## [WHAT TO PRODUCE]
Could you repeat the records below exactly, without the pictures?

## [ENTRIES PROVIDED]
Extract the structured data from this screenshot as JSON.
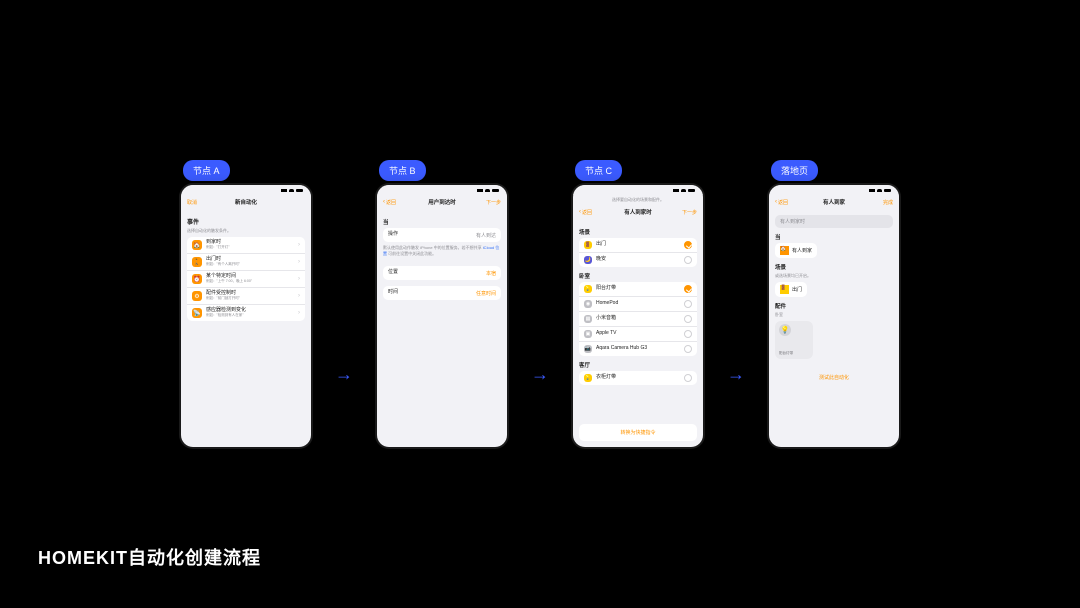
{
  "caption": "HOMEKIT自动化创建流程",
  "badges": {
    "a": "节点 A",
    "b": "节点 B",
    "c": "节点 C",
    "d": "落地页"
  },
  "arrow": "→",
  "screenA": {
    "nav": {
      "left": "取消",
      "title": "新自动化",
      "right": ""
    },
    "section": {
      "title": "事件",
      "sub": "选择自动化的触发条件。"
    },
    "rows": [
      {
        "icon": "🏠",
        "t1": "到家时",
        "t2": "例如：\"打开灯\""
      },
      {
        "icon": "🚶",
        "t1": "出门时",
        "t2": "例如：\"有个人离开时\""
      },
      {
        "icon": "⏰",
        "t1": "某个特定时间",
        "t2": "例如：\"上午 7:00，晚上 6:00\""
      },
      {
        "icon": "⚙",
        "t1": "配件受控制时",
        "t2": "例如：\"前门锁打开时\""
      },
      {
        "icon": "📡",
        "t1": "感应器检测到变化",
        "t2": "例如：\"检测到有人在家\""
      }
    ]
  },
  "screenB": {
    "nav": {
      "left": "返回",
      "title": "用户到达时",
      "right": "下一步"
    },
    "when": "当",
    "rowAction": {
      "label": "操作",
      "value": "有人到达"
    },
    "note_pre": "默认使用此动作触发 iPhone 中的位置服务。若不想共享 ",
    "note_link": "iCloud 位置",
    "note_post": " 可前往设置中关闭此功能。",
    "rowLoc": {
      "label": "位置",
      "value": "本宿"
    },
    "rowTime": {
      "label": "时间",
      "value": "任意时间"
    }
  },
  "screenC": {
    "micro": "选择要自动化的场景和配件。",
    "nav": {
      "left": "返回",
      "title": "有人到家时",
      "right": "下一步"
    },
    "groups": {
      "scenes": {
        "label": "场景",
        "items": [
          {
            "icon": "🚪",
            "name": "出门",
            "on": true
          },
          {
            "icon": "🌙",
            "name": "晚安",
            "on": false
          }
        ]
      },
      "bedroom": {
        "label": "卧室",
        "items": [
          {
            "icon": "💡",
            "name": "阳台灯带",
            "on": true
          },
          {
            "icon": "◉",
            "name": "HomePod",
            "on": false
          },
          {
            "icon": "▦",
            "name": "小米音箱",
            "on": false
          },
          {
            "icon": "▣",
            "name": "Apple TV",
            "on": false
          },
          {
            "icon": "📷",
            "name": "Aqara Camera Hub G3",
            "on": false
          }
        ]
      },
      "living": {
        "label": "客厅",
        "items": [
          {
            "icon": "💡",
            "name": "衣柜灯带",
            "on": false
          }
        ]
      }
    },
    "cta": "转换为快捷指令"
  },
  "screenD": {
    "nav": {
      "left": "返回",
      "title": "有人到家",
      "right": "完成"
    },
    "search_placeholder": "有人到家时",
    "when": "当",
    "whenChip": {
      "icon": "🏠",
      "label": "有人到家"
    },
    "scenes": {
      "label": "场景",
      "sub": "或选场景均已开启。",
      "chip": {
        "icon": "🚪",
        "label": "出门"
      }
    },
    "acc": {
      "label": "配件",
      "sub": "卧室",
      "tile": {
        "icon": "💡",
        "label": "阳台灯带"
      }
    },
    "cta": "测试此自动化"
  }
}
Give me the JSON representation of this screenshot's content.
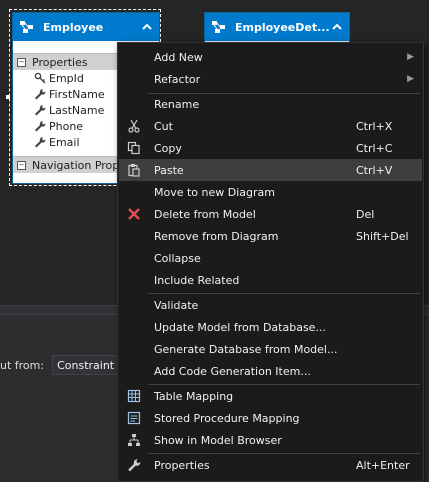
{
  "entities": {
    "employee": {
      "name": "Employee",
      "properties_label": "Properties",
      "properties": [
        "EmpId",
        "FirstName",
        "LastName",
        "Phone",
        "Email"
      ],
      "navigation_label": "Navigation Properties"
    },
    "employee_details": {
      "name": "EmployeeDet..."
    }
  },
  "lower_pane": {
    "label": "ut from:",
    "combo_value": "Constraint Validation"
  },
  "context_menu": {
    "add_new": "Add New",
    "refactor": "Refactor",
    "rename": "Rename",
    "cut": "Cut",
    "cut_shortcut": "Ctrl+X",
    "copy": "Copy",
    "copy_shortcut": "Ctrl+C",
    "paste": "Paste",
    "paste_shortcut": "Ctrl+V",
    "move_to_new_diagram": "Move to new Diagram",
    "delete_from_model": "Delete from Model",
    "delete_shortcut": "Del",
    "remove_from_diagram": "Remove from Diagram",
    "remove_shortcut": "Shift+Del",
    "collapse": "Collapse",
    "include_related": "Include Related",
    "validate": "Validate",
    "update_model": "Update Model from Database...",
    "generate_db": "Generate Database from Model...",
    "add_codegen": "Add Code Generation Item...",
    "table_mapping": "Table Mapping",
    "stored_procedure_mapping": "Stored Procedure Mapping",
    "show_in_model_browser": "Show in Model Browser",
    "properties": "Properties",
    "properties_shortcut": "Alt+Enter"
  },
  "colors": {
    "accent": "#007acc",
    "background": "#252526",
    "menu_background": "#1b1b1c",
    "menu_hover": "#3e3e40",
    "delete_icon": "#e05050"
  },
  "icons": {
    "entity": "entity-icon",
    "key": "key-icon",
    "wrench": "wrench-icon",
    "cut": "scissors-icon",
    "copy": "copy-icon",
    "paste": "paste-icon",
    "delete": "red-x-icon",
    "table_mapping": "grid-icon",
    "stored_procedure_mapping": "list-icon",
    "model_browser": "tree-icon",
    "properties": "wrench-icon"
  }
}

## [RESULT FOR THIS TASK]
Extract the structured data from this screenshot as JSON.
{
  "caption": "HOMEKIT自动化创建流程",
  "badges": {
    "a": "节点 A",
    "b": "节点 B",
    "c": "节点 C",
    "d": "落地页"
  },
  "arrow": "→",
  "screenA": {
    "nav": {
      "left": "取消",
      "title": "新自动化",
      "right": ""
    },
    "section": {
      "title": "事件",
      "sub": "选择自动化的触发条件。"
    },
    "rows": [
      {
        "icon": "🏠",
        "t1": "到家时",
        "t2": "例如：\"打开灯\""
      },
      {
        "icon": "🚶",
        "t1": "出门时",
        "t2": "例如：\"有个人离开时\""
      },
      {
        "icon": "⏰",
        "t1": "某个特定时间",
        "t2": "例如：\"上午 7:00，晚上 6:00\""
      },
      {
        "icon": "⚙",
        "t1": "配件受控制时",
        "t2": "例如：\"前门锁打开时\""
      },
      {
        "icon": "📡",
        "t1": "感应器检测到变化",
        "t2": "例如：\"检测到有人在家\""
      }
    ]
  },
  "screenB": {
    "nav": {
      "left": "返回",
      "title": "用户到达时",
      "right": "下一步"
    },
    "when": "当",
    "rowAction": {
      "label": "操作",
      "value": "有人到达"
    },
    "note_pre": "默认使用此动作触发 iPhone 中的位置服务。若不想共享 ",
    "note_link": "iCloud 位置",
    "note_post": " 可前往设置中关闭此功能。",
    "rowLoc": {
      "label": "位置",
      "value": "本宿"
    },
    "rowTime": {
      "label": "时间",
      "value": "任意时间"
    }
  },
  "screenC": {
    "micro": "选择要自动化的场景和配件。",
    "nav": {
      "left": "返回",
      "title": "有人到家时",
      "right": "下一步"
    },
    "groups": {
      "scenes": {
        "label": "场景",
        "items": [
          {
            "icon": "🚪",
            "name": "出门",
            "on": true
          },
          {
            "icon": "🌙",
            "name": "晚安",
            "on": false
          }
        ]
      },
      "bedroom": {
        "label": "卧室",
        "items": [
          {
            "icon": "💡",
            "name": "阳台灯带",
            "on": true
          },
          {
            "icon": "◉",
            "name": "HomePod",
            "on": false
          },
          {
            "icon": "▦",
            "name": "小米音箱",
            "on": false
          },
          {
            "icon": "▣",
            "name": "Apple TV",
            "on": false
          },
          {
            "icon": "📷",
            "name": "Aqara Camera Hub G3",
            "on": false
          }
        ]
      },
      "living": {
        "label": "客厅",
        "items": [
          {
            "icon": "💡",
            "name": "衣柜灯带",
            "on": false
          }
        ]
      }
    },
    "cta": "转换为快捷指令"
  },
  "screenD": {
    "nav": {
      "left": "返回",
      "title": "有人到家",
      "right": "完成"
    },
    "search_placeholder": "有人到家时",
    "when": "当",
    "whenChip": {
      "icon": "🏠",
      "label": "有人到家"
    },
    "scenes": {
      "label": "场景",
      "sub": "或选场景均已开启。",
      "chip": {
        "icon": "🚪",
        "label": "出门"
      }
    },
    "acc": {
      "label": "配件",
      "sub": "卧室",
      "tile": {
        "icon": "💡",
        "label": "阳台灯带"
      }
    },
    "cta": "测试此自动化"
  }
}
Give me the JSON representation of this screenshot's content.
{
  "entities": {
    "employee": {
      "name": "Employee",
      "properties_label": "Properties",
      "properties": [
        "EmpId",
        "FirstName",
        "LastName",
        "Phone",
        "Email"
      ],
      "navigation_label": "Navigation Properties"
    },
    "employee_details": {
      "name": "EmployeeDet..."
    }
  },
  "lower_pane": {
    "label": "ut from:",
    "combo_value": "Constraint Validation"
  },
  "context_menu": {
    "add_new": "Add New",
    "refactor": "Refactor",
    "rename": "Rename",
    "cut": "Cut",
    "cut_shortcut": "Ctrl+X",
    "copy": "Copy",
    "copy_shortcut": "Ctrl+C",
    "paste": "Paste",
    "paste_shortcut": "Ctrl+V",
    "move_to_new_diagram": "Move to new Diagram",
    "delete_from_model": "Delete from Model",
    "delete_shortcut": "Del",
    "remove_from_diagram": "Remove from Diagram",
    "remove_shortcut": "Shift+Del",
    "collapse": "Collapse",
    "include_related": "Include Related",
    "validate": "Validate",
    "update_model": "Update Model from Database...",
    "generate_db": "Generate Database from Model...",
    "add_codegen": "Add Code Generation Item...",
    "table_mapping": "Table Mapping",
    "stored_procedure_mapping": "Stored Procedure Mapping",
    "show_in_model_browser": "Show in Model Browser",
    "properties": "Properties",
    "properties_shortcut": "Alt+Enter"
  },
  "colors": {
    "accent": "#007acc",
    "background": "#252526",
    "menu_background": "#1b1b1c",
    "menu_hover": "#3e3e40",
    "delete_icon": "#e05050"
  },
  "icons": {
    "entity": "entity-icon",
    "key": "key-icon",
    "wrench": "wrench-icon",
    "cut": "scissors-icon",
    "copy": "copy-icon",
    "paste": "paste-icon",
    "delete": "red-x-icon",
    "table_mapping": "grid-icon",
    "stored_procedure_mapping": "list-icon",
    "model_browser": "tree-icon",
    "properties": "wrench-icon"
  }
}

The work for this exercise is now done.